  13. So why not block your panel, then seal coat of reduced epoxy and let it sit.
    The skin on the epoxy will seal and protect your surfaces primer from contaminants and moisture absorption till you are ready. Same with the next panel and on around your car. You can even work more on top of the epoxy if you see something's you don't like.

    When your painting weekend comes, scuff the seal coat, or give it a final blocking and apply another coat of reduced epoxy and paint it.

    -
    Now that cellulite looking paint is just awful and on all but the most well prepped surfaces and perfectly laid base coats. Oh yea, none of that on a cut and rubbed solid color single stage.
     
    Last edited: Sep 10, 2013
  14. ntxcustoms
    Joined: Nov 10, 2005
    Posts: 902

    ntxcustoms
    Member
    from dfw

    Amen on working a spot and epoxy, work a spot and epoxy...

    Don't throw sealer down until ready to paint.
     
  15. CRH
    Joined: Apr 30, 2006
    Posts: 554

    CRH
    Member
    from Utah

    Very good point on keeping it clean.

    So why does the paint store say I will still have to scuff right before painting, to "re-open the pores" of the sanding primer?? After the original 24 hour window, is paint ONLY going to stick mechanically? And if so, I should not have to re-scuff like your post (which gives me hope!) says.

    Maybe they meant "re-open the pores" because of dust built up over time (sanded surface not kept totally clean)??

    Or is there still some sort of chemical bonding that happens?? :eek:
     
  16. After the window, its all mechanical.
    But Every product is different and that might make the difference in information you are getting. Best to follow the tech sheet for the product and not what people say- ( most of the time lol)
     
  17. CRH
    Joined: Apr 30, 2006
    Posts: 554

    CRH
    Member
    from Utah

    kan't spell and 31 Vicky, thanks for the help!
     
  18. porknbeaner
    Joined: Sep 12, 2003
    Posts: 40,967

    porknbeaner
    Member

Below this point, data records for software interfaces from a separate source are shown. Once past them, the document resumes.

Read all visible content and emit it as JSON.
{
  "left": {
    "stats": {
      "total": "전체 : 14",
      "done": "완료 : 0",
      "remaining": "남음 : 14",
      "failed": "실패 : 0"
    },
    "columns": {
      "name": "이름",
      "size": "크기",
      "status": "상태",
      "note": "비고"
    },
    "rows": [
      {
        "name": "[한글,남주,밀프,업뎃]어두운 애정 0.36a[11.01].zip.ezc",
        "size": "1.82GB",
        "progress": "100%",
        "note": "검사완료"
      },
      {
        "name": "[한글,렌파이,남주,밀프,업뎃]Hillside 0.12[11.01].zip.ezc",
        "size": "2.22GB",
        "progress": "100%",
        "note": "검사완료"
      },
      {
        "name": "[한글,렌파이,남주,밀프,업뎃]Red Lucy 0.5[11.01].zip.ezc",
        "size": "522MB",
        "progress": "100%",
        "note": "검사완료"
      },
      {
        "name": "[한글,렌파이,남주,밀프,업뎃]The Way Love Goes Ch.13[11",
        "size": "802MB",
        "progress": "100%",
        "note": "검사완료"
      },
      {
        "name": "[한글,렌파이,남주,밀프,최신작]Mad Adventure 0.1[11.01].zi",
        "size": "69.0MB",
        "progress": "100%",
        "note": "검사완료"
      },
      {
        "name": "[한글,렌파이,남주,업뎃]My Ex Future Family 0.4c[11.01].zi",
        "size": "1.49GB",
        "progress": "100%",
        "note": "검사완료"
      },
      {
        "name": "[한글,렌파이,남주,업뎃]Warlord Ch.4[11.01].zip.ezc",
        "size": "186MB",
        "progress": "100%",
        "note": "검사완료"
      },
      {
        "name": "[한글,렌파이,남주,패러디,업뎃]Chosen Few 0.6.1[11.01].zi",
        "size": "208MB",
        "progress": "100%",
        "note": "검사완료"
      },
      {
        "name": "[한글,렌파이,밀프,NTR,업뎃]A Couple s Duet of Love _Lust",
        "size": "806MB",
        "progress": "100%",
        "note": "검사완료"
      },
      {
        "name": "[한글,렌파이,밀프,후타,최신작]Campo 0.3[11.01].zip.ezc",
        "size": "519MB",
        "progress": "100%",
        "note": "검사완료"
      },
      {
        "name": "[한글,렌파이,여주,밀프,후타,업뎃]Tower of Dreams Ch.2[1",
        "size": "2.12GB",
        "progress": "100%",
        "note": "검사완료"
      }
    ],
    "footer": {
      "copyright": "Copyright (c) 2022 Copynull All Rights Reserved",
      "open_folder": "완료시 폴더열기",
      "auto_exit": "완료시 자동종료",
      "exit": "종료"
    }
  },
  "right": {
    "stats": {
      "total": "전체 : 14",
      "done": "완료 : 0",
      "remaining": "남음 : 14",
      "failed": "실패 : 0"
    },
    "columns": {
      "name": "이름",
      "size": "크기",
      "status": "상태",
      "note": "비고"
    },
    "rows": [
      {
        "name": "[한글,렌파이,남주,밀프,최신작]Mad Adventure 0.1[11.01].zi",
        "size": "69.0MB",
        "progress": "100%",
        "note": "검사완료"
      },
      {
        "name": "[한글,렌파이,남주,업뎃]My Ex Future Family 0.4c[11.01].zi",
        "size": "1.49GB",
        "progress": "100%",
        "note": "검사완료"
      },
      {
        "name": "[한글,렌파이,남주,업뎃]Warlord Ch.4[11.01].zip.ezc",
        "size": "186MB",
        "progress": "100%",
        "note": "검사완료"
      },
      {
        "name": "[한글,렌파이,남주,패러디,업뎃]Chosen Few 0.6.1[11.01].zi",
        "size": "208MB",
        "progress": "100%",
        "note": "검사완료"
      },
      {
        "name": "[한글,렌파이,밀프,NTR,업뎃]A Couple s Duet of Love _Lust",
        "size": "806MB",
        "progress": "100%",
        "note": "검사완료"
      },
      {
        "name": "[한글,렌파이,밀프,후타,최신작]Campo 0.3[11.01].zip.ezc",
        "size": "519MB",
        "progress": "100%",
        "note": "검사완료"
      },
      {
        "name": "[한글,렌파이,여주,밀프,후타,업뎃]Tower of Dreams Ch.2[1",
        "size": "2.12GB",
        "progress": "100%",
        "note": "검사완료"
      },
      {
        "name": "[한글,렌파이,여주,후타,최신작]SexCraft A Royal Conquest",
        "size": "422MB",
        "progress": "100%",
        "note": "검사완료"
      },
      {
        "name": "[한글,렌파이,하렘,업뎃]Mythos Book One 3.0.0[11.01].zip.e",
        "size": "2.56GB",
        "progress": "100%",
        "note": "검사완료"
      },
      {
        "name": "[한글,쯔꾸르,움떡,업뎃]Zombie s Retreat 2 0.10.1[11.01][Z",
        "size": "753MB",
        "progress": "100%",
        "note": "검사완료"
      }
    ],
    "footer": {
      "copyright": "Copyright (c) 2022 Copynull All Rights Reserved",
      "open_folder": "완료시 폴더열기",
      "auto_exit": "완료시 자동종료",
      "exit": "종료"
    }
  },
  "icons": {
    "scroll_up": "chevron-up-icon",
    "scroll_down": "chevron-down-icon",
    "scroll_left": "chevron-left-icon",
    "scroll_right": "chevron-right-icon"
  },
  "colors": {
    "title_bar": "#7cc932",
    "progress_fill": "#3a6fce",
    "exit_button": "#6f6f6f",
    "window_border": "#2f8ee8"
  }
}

    Not to pick at anything that anyone has said I am seeing some pretty good advice here, but I would not blow color over 400 grit sanding, I would go at the very least 600 grit and would prefer it to be smoother than that.
     
  19. CRH
    Joined: Apr 30, 2006
    Posts: 554

    CRH
    Member
    from Utah

    Your right, I need to go finer.
     
  20. Atwater Mike
    Joined: May 31, 2002
    Posts: 9,504

    Atwater Mike
    ALLIANCE MEMBER

    I was sanding my truck for a quick coat of primer, it wasn't going fast enough.

    Nephew Phil came by, and said "Hang on...let me make a call"...about 5 minutes later, his pal LeRoy rolled up. Leroy got out and said, "Mike, start up there, drivers side...I'll meet you at the back!"

    It took over an hour, and LeRoy wasn't about to take the 20 dollar bill. I forced him. LOL

    Get a pal to help! Lotsa guys in your neighborhood might have experience, or would be quick studies. Just emphasize CAUTION. (and cash)
     

Share This Page

Register now to get rid of these ads!

Archive

Copyright © 1995-2020 The Jalopy Journal: Steal our stuff, we'll kick your teeth in. Terms of Service. Privacy Policy.

Atomic Industry
Forum software by XenForo™ ©2010-2014 XenForo Ltd.